In the early 1900′s, however, a tremendous sense of optimism began to grow in mathematical circles. The most brilliant mathematicians in the world (like Bertrand Russell, David Hilbert and Ludwig Wittgenstein) were convinced that they were rapidly closing in on a final synthesis. A unifying “Theory of Everything” that would finally nail down all the loose ends. Mathematics would be complete, bulletproof, airtight, triumphant.

In 1931 this young Austrian mathematician, Kurt Gödel, published a paper that once and for all PROVED that a single Theory Of Everything is actually impossible.

Gödel’s discovery was called “The Incompleteness Theorem.”

 Gödel’s Incompleteness Theorem says:

“Anything you can draw a circle around cannot explain itself without referring to something outside the circle – something you have to assume but cannot prove.”

You can draw a circle around all of the concepts in your high school geometry book. But they’re all built on Euclid’s 5 postulates which are clearly true but cannot be proven. Those 5 postulates are outside the book, outside the circle. You can draw a circle around a bicycle but the existence of that bicycle relies on a factory that is outside that circle. The bicycle cannot explain itself.

Gödel proved that there are ALWAYS more things that are true than you can prove. Any system of logic or numbers that mathematicians ever came up with will always rest on at least a few unprovable assumptions.

Gödel’s Incompleteness Theorem applies not just to math, but to everything that is subject to the laws of logic. Incompleteness is true in math; it’s equally true in science or language or philosophy. And: If the universe is mathematical and logical, Incompleteness also applies to the universe.

Gödel created his proof by starting with “The Liar’s Paradox” — which is the statement

“I am lying.”

“I am lying” is self-contradictory, since if it’s true, I’m not a liar, and it’s false; and if it’s false, I am a liar, so it’s true. So Gödel, in one of the most ingenious moves in the history of math, converted the Liar’s Paradox into a mathematical formula. He proved that any statement requires an external observer. No statement alone can completely prove itself true.

His Incompleteness Theorem was a devastating blow to the “positivism” of the time. Gödel proved his theorem in black and white and nobody could argue with his logic.

Yet some of his fellow mathematicians went to their graves in denial, believing that somehow or another Gödel must surely be wrong.
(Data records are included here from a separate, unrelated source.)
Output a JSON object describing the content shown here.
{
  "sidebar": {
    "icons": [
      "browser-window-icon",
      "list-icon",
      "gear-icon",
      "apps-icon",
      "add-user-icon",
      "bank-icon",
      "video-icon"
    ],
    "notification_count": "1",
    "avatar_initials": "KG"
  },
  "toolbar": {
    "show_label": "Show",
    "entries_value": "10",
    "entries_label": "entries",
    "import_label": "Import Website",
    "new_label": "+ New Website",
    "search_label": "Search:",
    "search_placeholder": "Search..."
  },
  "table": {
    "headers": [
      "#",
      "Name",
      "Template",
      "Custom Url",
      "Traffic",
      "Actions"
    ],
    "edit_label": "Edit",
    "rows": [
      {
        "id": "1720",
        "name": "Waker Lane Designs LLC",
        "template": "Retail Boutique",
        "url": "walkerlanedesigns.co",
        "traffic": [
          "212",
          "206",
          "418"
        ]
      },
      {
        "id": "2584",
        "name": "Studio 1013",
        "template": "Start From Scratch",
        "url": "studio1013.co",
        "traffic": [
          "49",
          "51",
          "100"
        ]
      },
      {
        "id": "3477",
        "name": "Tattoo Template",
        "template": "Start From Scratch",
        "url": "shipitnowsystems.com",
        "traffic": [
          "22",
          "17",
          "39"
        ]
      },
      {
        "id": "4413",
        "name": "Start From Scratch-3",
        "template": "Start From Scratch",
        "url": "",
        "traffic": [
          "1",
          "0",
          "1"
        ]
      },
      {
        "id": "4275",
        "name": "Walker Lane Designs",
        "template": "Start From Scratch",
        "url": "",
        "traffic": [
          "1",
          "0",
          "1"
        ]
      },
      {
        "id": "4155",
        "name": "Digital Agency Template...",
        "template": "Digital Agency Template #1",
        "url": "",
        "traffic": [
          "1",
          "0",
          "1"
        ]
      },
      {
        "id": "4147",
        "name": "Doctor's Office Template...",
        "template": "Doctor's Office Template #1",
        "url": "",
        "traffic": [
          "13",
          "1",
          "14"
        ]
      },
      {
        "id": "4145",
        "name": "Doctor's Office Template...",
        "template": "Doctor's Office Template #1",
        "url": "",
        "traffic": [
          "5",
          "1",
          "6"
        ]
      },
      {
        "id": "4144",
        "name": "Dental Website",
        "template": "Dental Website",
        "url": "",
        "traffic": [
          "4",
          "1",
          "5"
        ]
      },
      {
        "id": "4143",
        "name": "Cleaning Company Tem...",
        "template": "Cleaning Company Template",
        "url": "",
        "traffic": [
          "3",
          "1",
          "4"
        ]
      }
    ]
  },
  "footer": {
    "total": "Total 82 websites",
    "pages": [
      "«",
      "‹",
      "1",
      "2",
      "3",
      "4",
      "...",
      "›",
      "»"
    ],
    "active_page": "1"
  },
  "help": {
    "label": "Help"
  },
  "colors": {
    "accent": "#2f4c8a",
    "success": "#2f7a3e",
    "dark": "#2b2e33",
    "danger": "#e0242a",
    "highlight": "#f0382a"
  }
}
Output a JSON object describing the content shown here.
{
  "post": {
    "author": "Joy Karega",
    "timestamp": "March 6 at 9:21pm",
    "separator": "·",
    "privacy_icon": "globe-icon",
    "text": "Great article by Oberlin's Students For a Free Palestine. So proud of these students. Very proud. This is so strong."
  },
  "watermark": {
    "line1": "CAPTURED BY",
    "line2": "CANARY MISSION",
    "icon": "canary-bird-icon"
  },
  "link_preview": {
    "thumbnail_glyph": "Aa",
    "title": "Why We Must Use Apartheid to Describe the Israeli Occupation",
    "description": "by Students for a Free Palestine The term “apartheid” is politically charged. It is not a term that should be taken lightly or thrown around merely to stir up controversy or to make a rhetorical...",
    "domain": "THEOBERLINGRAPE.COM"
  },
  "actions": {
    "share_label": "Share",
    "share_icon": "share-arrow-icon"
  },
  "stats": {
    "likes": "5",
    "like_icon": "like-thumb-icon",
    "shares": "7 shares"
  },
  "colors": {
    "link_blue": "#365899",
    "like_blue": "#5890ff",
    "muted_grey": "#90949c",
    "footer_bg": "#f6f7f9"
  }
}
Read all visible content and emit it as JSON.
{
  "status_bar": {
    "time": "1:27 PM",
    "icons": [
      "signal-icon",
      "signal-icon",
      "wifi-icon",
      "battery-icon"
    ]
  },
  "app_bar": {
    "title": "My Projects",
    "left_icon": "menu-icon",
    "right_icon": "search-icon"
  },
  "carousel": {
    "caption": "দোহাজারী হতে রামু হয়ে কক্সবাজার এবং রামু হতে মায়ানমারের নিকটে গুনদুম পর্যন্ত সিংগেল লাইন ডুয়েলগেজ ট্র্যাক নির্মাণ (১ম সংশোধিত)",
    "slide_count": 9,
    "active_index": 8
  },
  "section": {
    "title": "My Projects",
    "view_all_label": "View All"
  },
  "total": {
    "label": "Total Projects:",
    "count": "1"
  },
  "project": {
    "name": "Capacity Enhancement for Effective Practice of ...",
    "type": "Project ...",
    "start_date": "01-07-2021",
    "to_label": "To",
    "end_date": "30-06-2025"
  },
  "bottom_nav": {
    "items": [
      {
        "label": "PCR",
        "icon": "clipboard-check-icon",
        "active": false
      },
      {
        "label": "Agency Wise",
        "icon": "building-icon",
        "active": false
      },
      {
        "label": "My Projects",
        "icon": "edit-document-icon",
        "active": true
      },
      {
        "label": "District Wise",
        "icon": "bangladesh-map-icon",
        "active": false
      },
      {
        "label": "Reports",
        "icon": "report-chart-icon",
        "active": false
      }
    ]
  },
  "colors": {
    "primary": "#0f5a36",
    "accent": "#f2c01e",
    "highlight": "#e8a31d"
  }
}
He wasn’t wrong. It was really true. There are more things than are true than you can prove. A “theory of everything” – whether in math, or physics, or philosophy – will never be found because it is impossible.

So what does this really mean? Why is this important?

Faith and Reason are not enemies.

In fact, the exact opposite is true! One is absolutely necessary for the other to exist. All reasoning ultimately traces back to faith in something that you cannot prove.